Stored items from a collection
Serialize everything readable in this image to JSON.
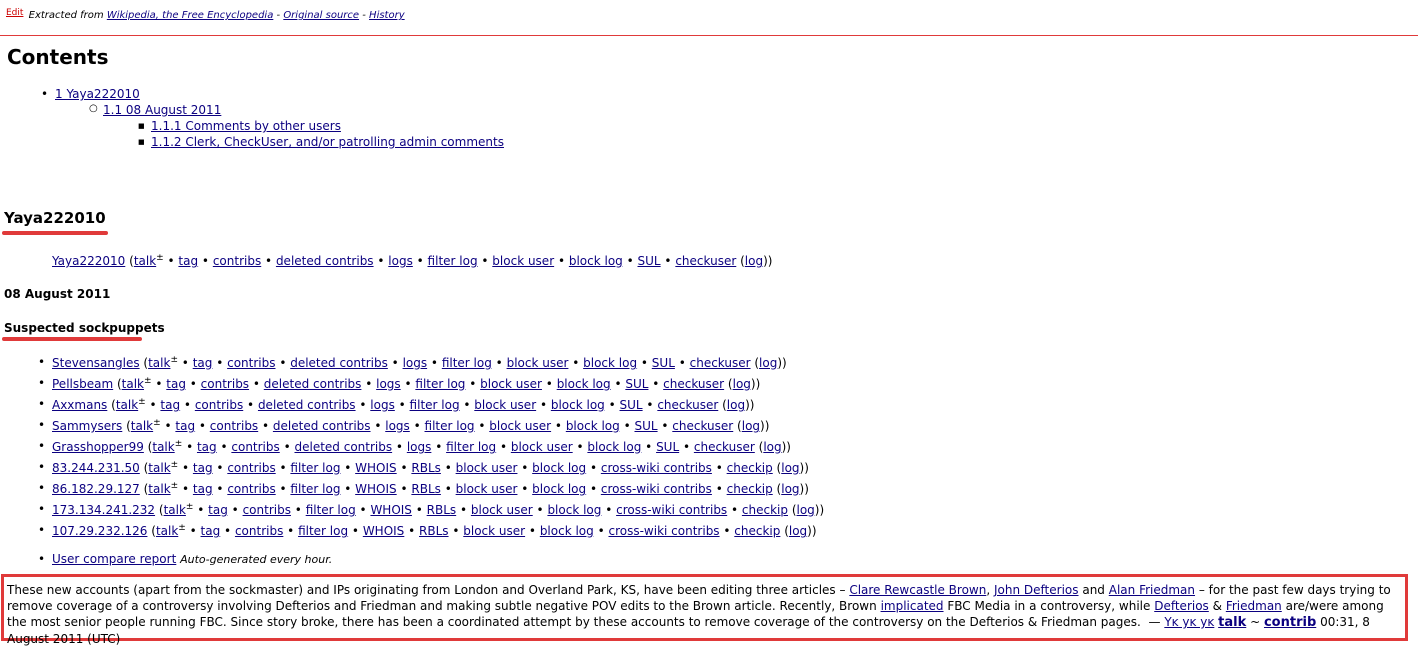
{
  "header": {
    "edit": "Edit",
    "extracted_prefix": "Extracted from",
    "wiki_link": "Wikipedia, the Free Encyclopedia",
    "sep1": "-",
    "original_source": "Original source",
    "sep2": "-",
    "history": "History"
  },
  "contents": {
    "title": "Contents",
    "items": [
      "1 Yaya222010",
      "1.1 08 August 2011",
      "1.1.1 Comments by other users",
      "1.1.2 Clerk, CheckUser, and/or patrolling admin comments"
    ]
  },
  "section_title": "Yaya222010",
  "sockmaster": {
    "name": "Yaya222010",
    "links": [
      "talk",
      "tag",
      "contribs",
      "deleted contribs",
      "logs",
      "filter log",
      "block user",
      "block log",
      "SUL",
      "checkuser",
      "log"
    ]
  },
  "date_heading": "08 August 2011",
  "suspected_heading": "Suspected sockpuppets",
  "user_links": [
    "talk",
    "tag",
    "contribs",
    "deleted contribs",
    "logs",
    "filter log",
    "block user",
    "block log",
    "SUL",
    "checkuser",
    "log"
  ],
  "ip_links": [
    "talk",
    "tag",
    "contribs",
    "filter log",
    "WHOIS",
    "RBLs",
    "block user",
    "block log",
    "cross-wiki contribs",
    "checkip",
    "log"
  ],
  "sockpuppets": [
    {
      "name": "Stevensangles",
      "type": "user"
    },
    {
      "name": "Pellsbeam",
      "type": "user"
    },
    {
      "name": "Axxmans",
      "type": "user"
    },
    {
      "name": "Sammysers",
      "type": "user"
    },
    {
      "name": "Grasshopper99",
      "type": "user"
    },
    {
      "name": "83.244.231.50",
      "type": "ip"
    },
    {
      "name": "86.182.29.127",
      "type": "ip"
    },
    {
      "name": "173.134.241.232",
      "type": "ip"
    },
    {
      "name": "107.29.232.126",
      "type": "ip"
    }
  ],
  "report": {
    "link": "User compare report",
    "note": "Auto-generated every hour."
  },
  "comment": {
    "t1": "These new accounts (apart from the sockmaster) and IPs originating from London and Overland Park, KS, have been editing three articles –",
    "l1": "Clare Rewcastle Brown",
    "t2": ",",
    "l2": "John Defterios",
    "t3": "and",
    "l3": "Alan Friedman",
    "t4": "– for the past few days trying to remove coverage of a controversy involving Defterios and Friedman and making subtle negative POV edits to the Brown article. Recently, Brown",
    "l4": "implicated",
    "t5": "FBC Media in a controversy, while",
    "l5": "Defterios",
    "t6": "&",
    "l6": "Friedman",
    "t7": "are/were among the most senior people running FBC. Since story broke, there has been a coordinated attempt by these accounts to remove coverage of the controversy on the Defterios & Friedman pages.",
    "dash": "—",
    "sig_name": "Yĸ yĸ yĸ",
    "sig_talk": "talk",
    "tilde": "~",
    "sig_contrib": "contrib",
    "timestamp": "00:31, 8 August 2011 (UTC)"
  }
}
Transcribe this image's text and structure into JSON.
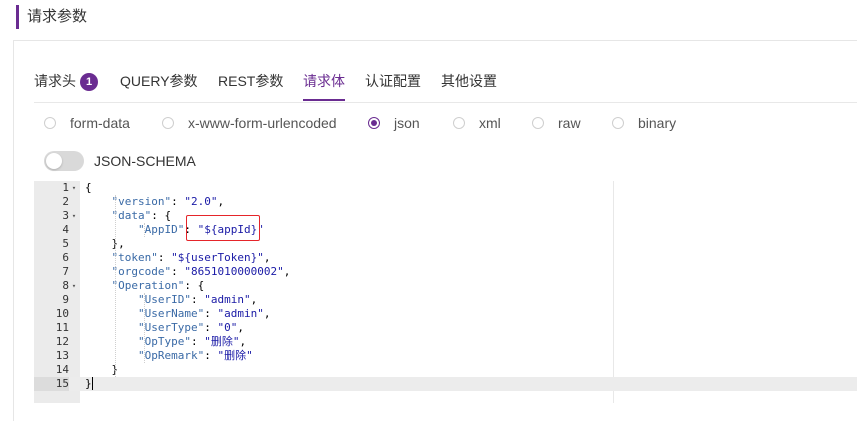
{
  "section": {
    "title": "请求参数"
  },
  "tabs": [
    {
      "label": "请求头",
      "badge": "1"
    },
    {
      "label": "QUERY参数"
    },
    {
      "label": "REST参数"
    },
    {
      "label": "请求体",
      "active": true
    },
    {
      "label": "认证配置"
    },
    {
      "label": "其他设置"
    }
  ],
  "body_types": [
    {
      "label": "form-data",
      "checked": false
    },
    {
      "label": "x-www-form-urlencoded",
      "checked": false
    },
    {
      "label": "json",
      "checked": true
    },
    {
      "label": "xml",
      "checked": false
    },
    {
      "label": "raw",
      "checked": false
    },
    {
      "label": "binary",
      "checked": false
    }
  ],
  "json_schema_toggle": {
    "label": "JSON-SCHEMA",
    "on": false
  },
  "editor": {
    "lines": [
      {
        "num": "1",
        "fold": "▾",
        "text": "{"
      },
      {
        "num": "2",
        "fold": "",
        "text": "    \"version\": \"2.0\","
      },
      {
        "num": "3",
        "fold": "▾",
        "text": "    \"data\": {"
      },
      {
        "num": "4",
        "fold": "",
        "text": "        \"AppID\": \"${appId}\""
      },
      {
        "num": "5",
        "fold": "",
        "text": "    },"
      },
      {
        "num": "6",
        "fold": "",
        "text": "    \"token\": \"${userToken}\","
      },
      {
        "num": "7",
        "fold": "",
        "text": "    \"orgcode\": \"8651010000002\","
      },
      {
        "num": "8",
        "fold": "▾",
        "text": "    \"Operation\": {"
      },
      {
        "num": "9",
        "fold": "",
        "text": "        \"UserID\": \"admin\","
      },
      {
        "num": "10",
        "fold": "",
        "text": "        \"UserName\": \"admin\","
      },
      {
        "num": "11",
        "fold": "",
        "text": "        \"UserType\": \"0\","
      },
      {
        "num": "12",
        "fold": "",
        "text": "        \"OpType\": \"删除\","
      },
      {
        "num": "13",
        "fold": "",
        "text": "        \"OpRemark\": \"删除\""
      },
      {
        "num": "14",
        "fold": "",
        "text": "    }"
      },
      {
        "num": "15",
        "fold": "",
        "text": "}"
      }
    ],
    "active_line": "15"
  },
  "colors": {
    "accent": "#6a2c91",
    "highlight_box": "#e5252a",
    "json_key": "#3a6aa6",
    "json_string": "#1a1aa6"
  }
}
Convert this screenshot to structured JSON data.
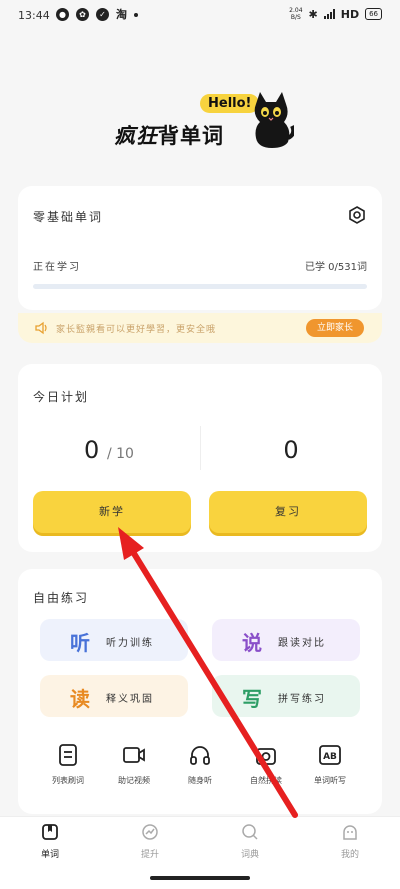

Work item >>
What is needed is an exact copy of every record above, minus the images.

Result of this exercise >>
Serialize everything readable in this image to JSON.
{
  "header": {
    "edit": "Edit",
    "extracted_prefix": "Extracted from",
    "wiki_link": "Wikipedia, the Free Encyclopedia",
    "sep1": "-",
    "original_source": "Original source",
    "sep2": "-",
    "history": "History"
  },
  "contents": {
    "title": "Contents",
    "items": [
      "1 Yaya222010",
      "1.1 08 August 2011",
      "1.1.1 Comments by other users",
      "1.1.2 Clerk, CheckUser, and/or patrolling admin comments"
    ]
  },
  "section_title": "Yaya222010",
  "sockmaster": {
    "name": "Yaya222010",
    "links": [
      "talk",
      "tag",
      "contribs",
      "deleted contribs",
      "logs",
      "filter log",
      "block user",
      "block log",
      "SUL",
      "checkuser",
      "log"
    ]
  },
  "date_heading": "08 August 2011",
  "suspected_heading": "Suspected sockpuppets",
  "user_links": [
    "talk",
    "tag",
    "contribs",
    "deleted contribs",
    "logs",
    "filter log",
    "block user",
    "block log",
    "SUL",
    "checkuser",
    "log"
  ],
  "ip_links": [
    "talk",
    "tag",
    "contribs",
    "filter log",
    "WHOIS",
    "RBLs",
    "block user",
    "block log",
    "cross-wiki contribs",
    "checkip",
    "log"
  ],
  "sockpuppets": [
    {
      "name": "Stevensangles",
      "type": "user"
    },
    {
      "name": "Pellsbeam",
      "type": "user"
    },
    {
      "name": "Axxmans",
      "type": "user"
    },
    {
      "name": "Sammysers",
      "type": "user"
    },
    {
      "name": "Grasshopper99",
      "type": "user"
    },
    {
      "name": "83.244.231.50",
      "type": "ip"
    },
    {
      "name": "86.182.29.127",
      "type": "ip"
    },
    {
      "name": "173.134.241.232",
      "type": "ip"
    },
    {
      "name": "107.29.232.126",
      "type": "ip"
    }
  ],
  "report": {
    "link": "User compare report",
    "note": "Auto-generated every hour."
  },
  "comment": {
    "t1": "These new accounts (apart from the sockmaster) and IPs originating from London and Overland Park, KS, have been editing three articles –",
    "l1": "Clare Rewcastle Brown",
    "t2": ",",
    "l2": "John Defterios",
    "t3": "and",
    "l3": "Alan Friedman",
    "t4": "– for the past few days trying to remove coverage of a controversy involving Defterios and Friedman and making subtle negative POV edits to the Brown article. Recently, Brown",
    "l4": "implicated",
    "t5": "FBC Media in a controversy, while",
    "l5": "Defterios",
    "t6": "&",
    "l6": "Friedman",
    "t7": "are/were among the most senior people running FBC. Since story broke, there has been a coordinated attempt by these accounts to remove coverage of the controversy on the Defterios & Friedman pages.",
    "dash": "—",
    "sig_name": "Yĸ yĸ yĸ",
    "sig_talk": "talk",
    "tilde": "~",
    "sig_contrib": "contrib",
    "timestamp": "00:31, 8 August 2011 (UTC)"
  }
}
Transcribe this image's text and structure into JSON.
{
  "section": {
    "title": "请求参数"
  },
  "tabs": [
    {
      "label": "请求头",
      "badge": "1"
    },
    {
      "label": "QUERY参数"
    },
    {
      "label": "REST参数"
    },
    {
      "label": "请求体",
      "active": true
    },
    {
      "label": "认证配置"
    },
    {
      "label": "其他设置"
    }
  ],
  "body_types": [
    {
      "label": "form-data",
      "checked": false
    },
    {
      "label": "x-www-form-urlencoded",
      "checked": false
    },
    {
      "label": "json",
      "checked": true
    },
    {
      "label": "xml",
      "checked": false
    },
    {
      "label": "raw",
      "checked": false
    },
    {
      "label": "binary",
      "checked": false
    }
  ],
  "json_schema_toggle": {
    "label": "JSON-SCHEMA",
    "on": false
  },
  "editor": {
    "lines": [
      {
        "num": "1",
        "fold": "▾",
        "text": "{"
      },
      {
        "num": "2",
        "fold": "",
        "text": "    \"version\": \"2.0\","
      },
      {
        "num": "3",
        "fold": "▾",
        "text": "    \"data\": {"
      },
      {
        "num": "4",
        "fold": "",
        "text": "        \"AppID\": \"${appId}\""
      },
      {
        "num": "5",
        "fold": "",
        "text": "    },"
      },
      {
        "num": "6",
        "fold": "",
        "text": "    \"token\": \"${userToken}\","
      },
      {
        "num": "7",
        "fold": "",
        "text": "    \"orgcode\": \"8651010000002\","
      },
      {
        "num": "8",
        "fold": "▾",
        "text": "    \"Operation\": {"
      },
      {
        "num": "9",
        "fold": "",
        "text": "        \"UserID\": \"admin\","
      },
      {
        "num": "10",
        "fold": "",
        "text": "        \"UserName\": \"admin\","
      },
      {
        "num": "11",
        "fold": "",
        "text": "        \"UserType\": \"0\","
      },
      {
        "num": "12",
        "fold": "",
        "text": "        \"OpType\": \"删除\","
      },
      {
        "num": "13",
        "fold": "",
        "text": "        \"OpRemark\": \"删除\""
      },
      {
        "num": "14",
        "fold": "",
        "text": "    }"
      },
      {
        "num": "15",
        "fold": "",
        "text": "}"
      }
    ],
    "active_line": "15"
  },
  "colors": {
    "accent": "#6a2c91",
    "highlight_box": "#e5252a",
    "json_key": "#3a6aa6",
    "json_string": "#1a1aa6"
  }
}
Convert this screenshot to structured JSON data.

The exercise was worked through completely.